by: Scott Schang,

According to the most recent Housing Affordability Index (, nearly two-thirds of Californians can afford to purchase an entry level home.

Affordability is more than just a word, especially when you hear it in the context of reports like this that are based on price averages, median incomes and 10% down payment.  Being able to realize the American Dream of Home Ownership is too important to rely on statistics and analytics.

Here is a simple guide to help you understand how to calculate how much you can afford, and a few tricks you can use to increase your affordability.


Debt to Income Ratio (DTI)

Your Debt to Income Ratio is what determines how much home you can afford.  Simply put, it’s the percentage of your gross income that is committed to paying the debts on your credit report, and your proposed housing payment.

The next step is calculating your Gross Income.


Gross Income Calculation

Your gross income is what you make before taxes and deductions.  For most W2 employees, the gross income from your W2 is all you’ll need to start with.

Self-employed homebuyers must use the written down, net taxable income from your tax returns, averaged over two years.

Add in your proposed mortgage payment of $1750 (hypothetically)

Now, we calculate debt.


Calculating Debt

The debt portion of your debt to income ratio comes from your credit report.

Note:  If you have student loans that are deferred, proof that it will be deferred for at least 12 months is required to not have to include in debt to income ratio.  Also, if you have an auto loan with less than 10 months left on the installment loan, that payment can be taken out of your calculation.


Calculating your Debt to Income ratio

The calculation for finding your debt to income ratio is pretty actually:  Debt / divided by Income = DTI


Example of Debt Calculation

Car:                 $400
Credit Cards:  $300
Debt Calc:       $700

Proposed Payment: $1,750


Example of Income Calculation

Gross from W2:   $55,000
Divide by 12 to get gross monthly income
Gross Monthly:  $4,583

(Debt $700 + House Payment $1,750) = $2,450 / Income $4,583 = .5345

You have a back end DTI ratio of 53% (front end DTI is housing payment only).  Your housing payment includes taxes, insurance, mortgage insurance and HOA insurance if any apply.


Maximum Allowable DTI for Common Loan Types

  • FHA:  56% with automated underwriting approval
  • VA:  41% but may be flexible with compensating factors
  • Conventional:  45% with automated approval / 50% with compensating factors

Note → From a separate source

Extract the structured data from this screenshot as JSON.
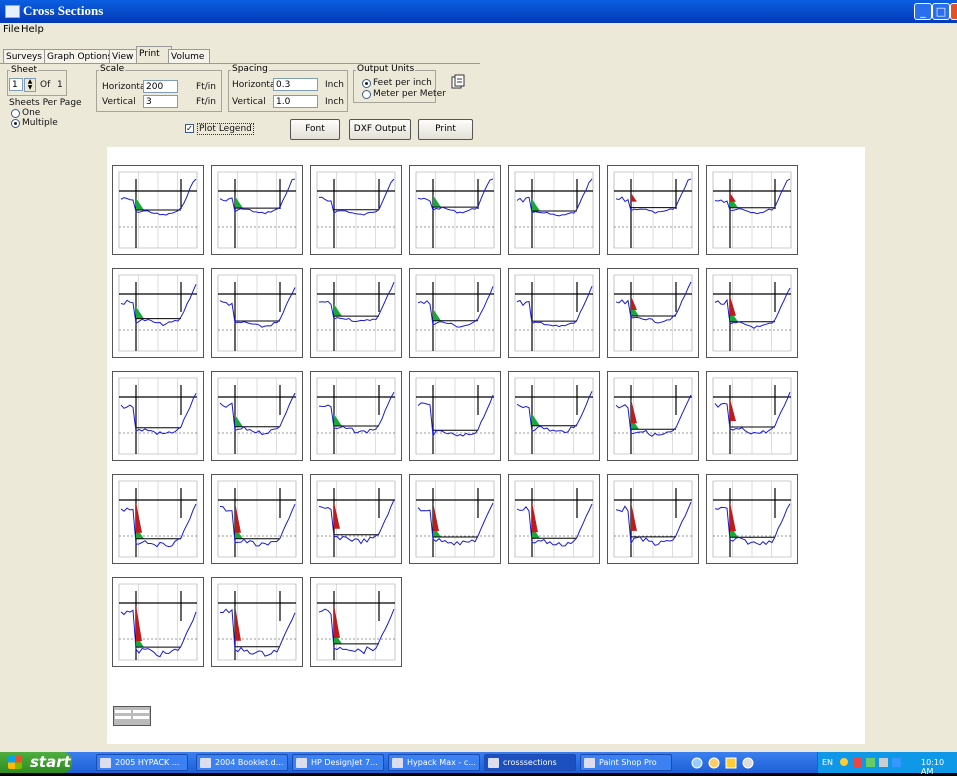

Based on the above example, here is what you’ve found out:

  1. You could look at ways to decrease your debt
  2. You can lower your price range so that your payment decreases
  3. You can simply use a FHA insured mortgage allows up to 56% DTI

Important: Your debt to income ratio is just one of many factors that go into establishing eligibility for a home loan.  While the calculations are accurate, there are many factors that go into calculating the debt, and the income that are used for determining your final DTI.

Use this as a rule of thumb and consult a licensed loan officer about qualifying.